Lars Peter Hansen gave the morning plenary on “Valuation in Dynamic Stochastic Economies”. I left the room a little early to run to session ThA14: the Tucker Prize session. I was curious to learn about Mohit Singh‘s “Iterative Methods in Combinatorial Optimization”. He did a great job explaining the topic and I was impressed at how the proof of Goeman’s conjecture (i.e. there exists a (1,B+1) approximation to the degree-bounded minimum cost spanning tree problem) was so simple and elegant. Well done! Another merit of his technique is that it’s applicable to a large class of problems that, in their pure versions, are polynomially solvable, but become NP-hard with the addition of side constraints (e.g. bipartite matching). (It’s also applicable to other NP-hard problems such as the steiner tree problem.) I was even inspired with an idea for a research paper that I want to explore in the near future. Thanks Mohit! After lunch I stopped by to see Gabor Pataki (“Basis Reduction and the Complexity of Branch-and-Bound”) and Timo Berthold (“Hybrid Branching”). Their presentations were very interesting and informative.
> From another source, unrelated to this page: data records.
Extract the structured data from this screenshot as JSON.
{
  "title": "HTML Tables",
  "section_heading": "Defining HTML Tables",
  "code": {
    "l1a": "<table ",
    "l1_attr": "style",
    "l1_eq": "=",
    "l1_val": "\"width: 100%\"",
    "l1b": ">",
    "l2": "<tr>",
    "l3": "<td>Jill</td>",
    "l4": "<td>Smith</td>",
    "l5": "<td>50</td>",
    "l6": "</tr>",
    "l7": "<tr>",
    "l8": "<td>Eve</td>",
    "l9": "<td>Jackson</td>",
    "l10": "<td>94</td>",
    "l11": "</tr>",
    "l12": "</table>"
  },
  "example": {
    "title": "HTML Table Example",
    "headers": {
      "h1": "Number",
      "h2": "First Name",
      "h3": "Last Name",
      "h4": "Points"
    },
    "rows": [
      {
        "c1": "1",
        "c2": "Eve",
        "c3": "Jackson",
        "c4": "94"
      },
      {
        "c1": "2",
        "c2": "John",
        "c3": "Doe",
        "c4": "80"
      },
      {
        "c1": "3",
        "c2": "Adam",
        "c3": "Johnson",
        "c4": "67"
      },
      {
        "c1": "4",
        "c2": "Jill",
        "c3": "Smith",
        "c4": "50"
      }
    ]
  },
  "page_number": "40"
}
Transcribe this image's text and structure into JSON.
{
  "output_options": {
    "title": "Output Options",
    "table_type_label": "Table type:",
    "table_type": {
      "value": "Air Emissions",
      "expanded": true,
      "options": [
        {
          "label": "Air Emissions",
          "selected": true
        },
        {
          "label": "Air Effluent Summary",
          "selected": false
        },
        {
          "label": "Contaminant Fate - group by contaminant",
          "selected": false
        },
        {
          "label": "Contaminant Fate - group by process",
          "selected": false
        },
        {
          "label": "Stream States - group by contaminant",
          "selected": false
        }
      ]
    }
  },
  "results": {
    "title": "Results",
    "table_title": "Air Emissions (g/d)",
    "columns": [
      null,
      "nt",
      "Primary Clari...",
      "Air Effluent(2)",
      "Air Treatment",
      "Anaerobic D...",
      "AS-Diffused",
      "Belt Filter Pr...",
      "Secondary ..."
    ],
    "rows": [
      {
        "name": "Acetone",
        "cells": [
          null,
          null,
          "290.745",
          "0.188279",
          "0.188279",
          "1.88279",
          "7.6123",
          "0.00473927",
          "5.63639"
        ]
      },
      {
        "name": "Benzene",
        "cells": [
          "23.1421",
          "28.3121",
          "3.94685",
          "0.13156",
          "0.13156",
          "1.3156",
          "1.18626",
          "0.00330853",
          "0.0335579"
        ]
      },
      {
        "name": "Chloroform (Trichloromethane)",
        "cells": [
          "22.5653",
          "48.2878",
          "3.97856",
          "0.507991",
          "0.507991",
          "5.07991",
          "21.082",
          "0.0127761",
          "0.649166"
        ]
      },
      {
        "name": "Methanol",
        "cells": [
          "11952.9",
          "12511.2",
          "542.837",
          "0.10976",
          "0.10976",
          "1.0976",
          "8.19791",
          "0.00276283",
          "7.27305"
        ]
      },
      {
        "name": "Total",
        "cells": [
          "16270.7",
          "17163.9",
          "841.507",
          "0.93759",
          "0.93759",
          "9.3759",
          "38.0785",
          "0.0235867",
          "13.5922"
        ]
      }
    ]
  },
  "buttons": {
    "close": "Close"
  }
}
My presentation was in session ThC09. Armin Fuegenschuh, who spoke right before me, talked about “Solving Nonlinear Engineering Problem with Piecewise-linear Approximation Techniques”. He’s studying an optimal control problem related to the separation of substances in process engineering. More specifically, how to separate the bad stuff from the good stuff in paper recycling plants. Their model not only optimizes the setup of the separator, but also proposes a layout of separators (they are used in sequence with many possible ways of feeding back into each other). I was impressed when Armin mentioned that 75% of the paper used in Germany is recycled and, out of that, 67% of the fibers are re-used. That’s pretty amazing.
My talk was entitled “Valid Inequalities for a Piecewise Linear Objective with Knapsack and Cardinality Constraints”. We are looking at the interplay of piecewise-linear models and cardinality constraints. When these two conditions are combined, we are able to obtain some interesting new results that translate into previously unknown facets of the polyhedron. We don’t have computational results yet, but we’re very excited with the potential applications of this work; especially in the areas of portfolio optimization and bio-informatics. Both my master’s advisor and my PhD advisor attended the talk. Laurence Wolsey was also there, although I think he probably stopped by to listen to Simge Küçükyavuz (the first speaker) and ended up staying. I was happy to see Andrea Lodi there as well since I admire and respect his work. All in all, I think the talk went well despite the heavy notation I had to use.
I went to dinner with John (Hooker) at India House (second time there for me). We had a very pleasant conversation about a myriad of things, including research and the future of SIMPL. I really enjoy talking to John and I’m happy we were able to spend that time together. This was also our SIMPL-accepted-into-Operations-Research celebration dinner, so I couldn’t help ordering a glass of Gewürztraminer. Hmmm…